Trust me: not everyone can be a teacher.
In the Staunton area of the Shenandoah Valley, every year the Community Foundation and the Dawbarn family recognize 10 area educators who have “demonstrated a commitment to inspiring, encouraging, and fostering the education of young people.”
The Dawbarn Education Awards, were established in 1992 by H. Dunlop “Buz” Dawbarn. Mr. Dawbarn wanted to celebrate exceptional individuals in the communities of Augusta County, Staunton, and Waynesboro.
This year’s winners of the Dawbarn Award are:
- Annette Bell Bess, Cafeteria Manager, Wenonah Elementary School
- Amy Neal Bussey, Drama & English Teacher, Stuarts Draft High School
- Jill Watson Clark, People Places & Teacher’s Aide, Pygmalion School
- Heather Davis, Science Teacher, Robert E. Lee High School
- William R. Deardorff, Principal, Buffalo Gap High School
- Carroll “CJ” Hill, Jr., English Teacher, Kate Collins Middle School
- Susan Maxwell Jenny, AP Calculus and Engineering Teacher, Shenandoah Valley Governor’s School
- Mary Pritchett Mawyer, Fourth Grade Teacher, Hugh K. Cassell Elementary School
- Susie Shreckhise, Third Grade Teacher, Clymore Elementary School
- Ruth Shaia Thompson , Special Education Teacher, Shelburne Middle School
Mary Mawyer, compared the first day of school to Christmas. She talked about how excited she would be to return to school after the summer. Her passion for teaching was so impressive.
It is a prestigious award, and the $10,000 that comes with the honor is pretty nice too. And who is more deserving than teachers?
On the way out I smiled and waved at CJ Hill in the parking lot — he had that Cheshire cat grin, that feeling of being on top of the world, that feeling of pure awesomeness. You see, I know that feeling well. Two years ago I was humbled with the Dawbarn award myself. Sitting in that room Monday night brought back all those same feelings — Do I really deserve this? Am I even in the same league as these other winners? There is no way I am as great as my introduction says I am.

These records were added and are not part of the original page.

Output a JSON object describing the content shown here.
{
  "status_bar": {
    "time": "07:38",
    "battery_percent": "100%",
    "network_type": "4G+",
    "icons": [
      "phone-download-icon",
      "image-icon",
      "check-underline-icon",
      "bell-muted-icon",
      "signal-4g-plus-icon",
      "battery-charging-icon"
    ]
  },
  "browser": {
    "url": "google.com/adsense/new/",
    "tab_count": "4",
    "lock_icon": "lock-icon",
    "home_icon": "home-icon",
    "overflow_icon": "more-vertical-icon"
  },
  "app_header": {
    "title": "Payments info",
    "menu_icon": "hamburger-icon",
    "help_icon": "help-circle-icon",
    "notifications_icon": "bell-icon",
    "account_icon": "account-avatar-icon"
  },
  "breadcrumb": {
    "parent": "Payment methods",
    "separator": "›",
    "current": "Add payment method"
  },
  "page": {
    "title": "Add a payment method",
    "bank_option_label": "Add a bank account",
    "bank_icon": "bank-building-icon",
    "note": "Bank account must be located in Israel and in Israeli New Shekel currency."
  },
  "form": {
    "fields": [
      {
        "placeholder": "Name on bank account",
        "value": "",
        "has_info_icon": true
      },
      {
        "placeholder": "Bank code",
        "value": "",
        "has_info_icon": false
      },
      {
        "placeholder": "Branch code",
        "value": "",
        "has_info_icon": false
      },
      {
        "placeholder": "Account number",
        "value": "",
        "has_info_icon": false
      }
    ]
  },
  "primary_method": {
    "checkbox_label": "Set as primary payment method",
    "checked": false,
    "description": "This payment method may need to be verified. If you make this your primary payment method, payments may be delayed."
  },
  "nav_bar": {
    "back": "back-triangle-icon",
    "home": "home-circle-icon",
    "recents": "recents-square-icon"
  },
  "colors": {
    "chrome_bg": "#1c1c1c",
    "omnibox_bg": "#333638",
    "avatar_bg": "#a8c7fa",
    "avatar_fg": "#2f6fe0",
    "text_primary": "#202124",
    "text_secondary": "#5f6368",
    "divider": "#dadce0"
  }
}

I guess it is human nature to doubt yourself and feel strange about being recognized, but the thing is, teachers deserve nights like this. We work too hard; we are often taken for granted. Teachers are amazing and wonderful people and our society would not exist with out us.
H. Dunlop “Buz” Dawbarn was born June 14, 1915 in New York City. After earning a degree in political science from Princeton and studying engineering at Johns Hopkins, Mr. Dawbarn founded Dawbarn Brothers in Waynesboro, now known as Wayne-Tex. While Mr. Dawbarn experienced professional success, it was his philanthropic and community contributions for which he is best known. Since the establishment of this fund in 1992, the Community Foundation has presented 195 awards totaling $1.236 million… Thank you Buz Dawbarn! — Community Foundation of the Central Blue Ridge.